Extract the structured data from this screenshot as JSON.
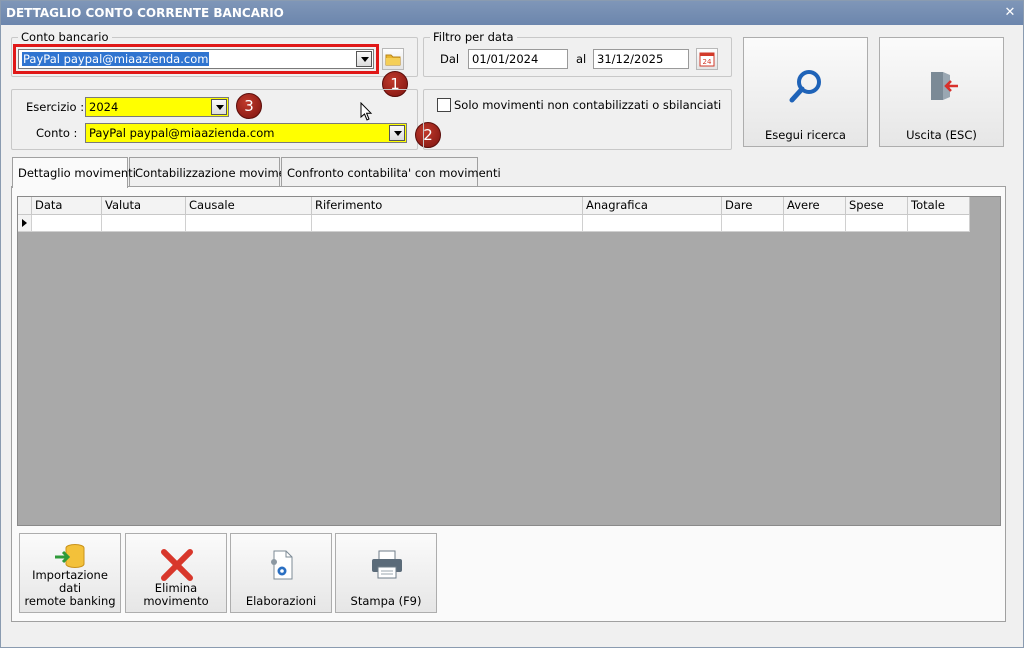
{
  "window": {
    "title": "DETTAGLIO CONTO CORRENTE BANCARIO",
    "close_glyph": "✕"
  },
  "conto_bancario": {
    "label": "Conto bancario",
    "value": "PayPal paypal@miaazienda.com"
  },
  "filtro_data": {
    "label": "Filtro per data",
    "dal_label": "Dal",
    "dal_value": "01/01/2024",
    "al_label": "al",
    "al_value": "31/12/2025",
    "calendar_text": "24"
  },
  "esercizio": {
    "label": "Esercizio :",
    "value": "2024"
  },
  "conto": {
    "label": "Conto :",
    "value": "PayPal paypal@miaazienda.com"
  },
  "checkbox": {
    "label": "Solo movimenti non contabilizzati o sbilanciati",
    "checked": false
  },
  "badges": {
    "one": "1",
    "two": "2",
    "three": "3"
  },
  "buttons": {
    "search": "Esegui ricerca",
    "exit": "Uscita (ESC)",
    "import_line1": "Importazione dati",
    "import_line2": "remote banking",
    "delete": "Elimina movimento",
    "elab": "Elaborazioni",
    "print": "Stampa (F9)"
  },
  "tabs": [
    "Dettaglio movimenti",
    "Contabilizzazione movimenti",
    "Confronto contabilita' con movimenti"
  ],
  "table": {
    "columns": [
      "Data",
      "Valuta",
      "Causale",
      "Riferimento",
      "Anagrafica",
      "Dare",
      "Avere",
      "Spese",
      "Totale"
    ]
  },
  "colors": {
    "title_bar": "#6c86ad",
    "highlight": "#e01818",
    "badge": "#9b1b14",
    "yellow_field": "#ffff00",
    "selection": "#2f74d0",
    "grid_bg": "#a9a9a9"
  }
}
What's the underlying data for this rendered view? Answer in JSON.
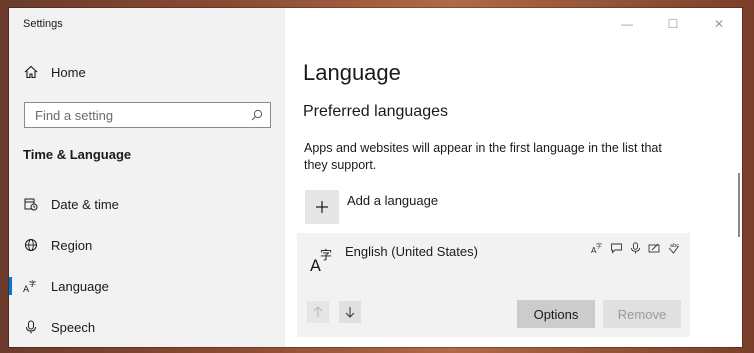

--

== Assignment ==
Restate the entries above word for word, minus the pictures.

== Expected output ==
Extract the structured data from this screenshot as JSON.
{
  "window": {
    "title": "DETTAGLIO CONTO CORRENTE BANCARIO",
    "close_glyph": "✕"
  },
  "conto_bancario": {
    "label": "Conto bancario",
    "value": "PayPal paypal@miaazienda.com"
  },
  "filtro_data": {
    "label": "Filtro per data",
    "dal_label": "Dal",
    "dal_value": "01/01/2024",
    "al_label": "al",
    "al_value": "31/12/2025",
    "calendar_text": "24"
  },
  "esercizio": {
    "label": "Esercizio :",
    "value": "2024"
  },
  "conto": {
    "label": "Conto :",
    "value": "PayPal paypal@miaazienda.com"
  },
  "checkbox": {
    "label": "Solo movimenti non contabilizzati o sbilanciati",
    "checked": false
  },
  "badges": {
    "one": "1",
    "two": "2",
    "three": "3"
  },
  "buttons": {
    "search": "Esegui ricerca",
    "exit": "Uscita (ESC)",
    "import_line1": "Importazione dati",
    "import_line2": "remote banking",
    "delete": "Elimina movimento",
    "elab": "Elaborazioni",
    "print": "Stampa (F9)"
  },
  "tabs": [
    "Dettaglio movimenti",
    "Contabilizzazione movimenti",
    "Confronto contabilita' con movimenti"
  ],
  "table": {
    "columns": [
      "Data",
      "Valuta",
      "Causale",
      "Riferimento",
      "Anagrafica",
      "Dare",
      "Avere",
      "Spese",
      "Totale"
    ]
  },
  "colors": {
    "title_bar": "#6c86ad",
    "highlight": "#e01818",
    "badge": "#9b1b14",
    "yellow_field": "#ffff00",
    "selection": "#2f74d0",
    "grid_bg": "#a9a9a9"
  }
}
What's the underlying data for this rendered view? Answer in JSON.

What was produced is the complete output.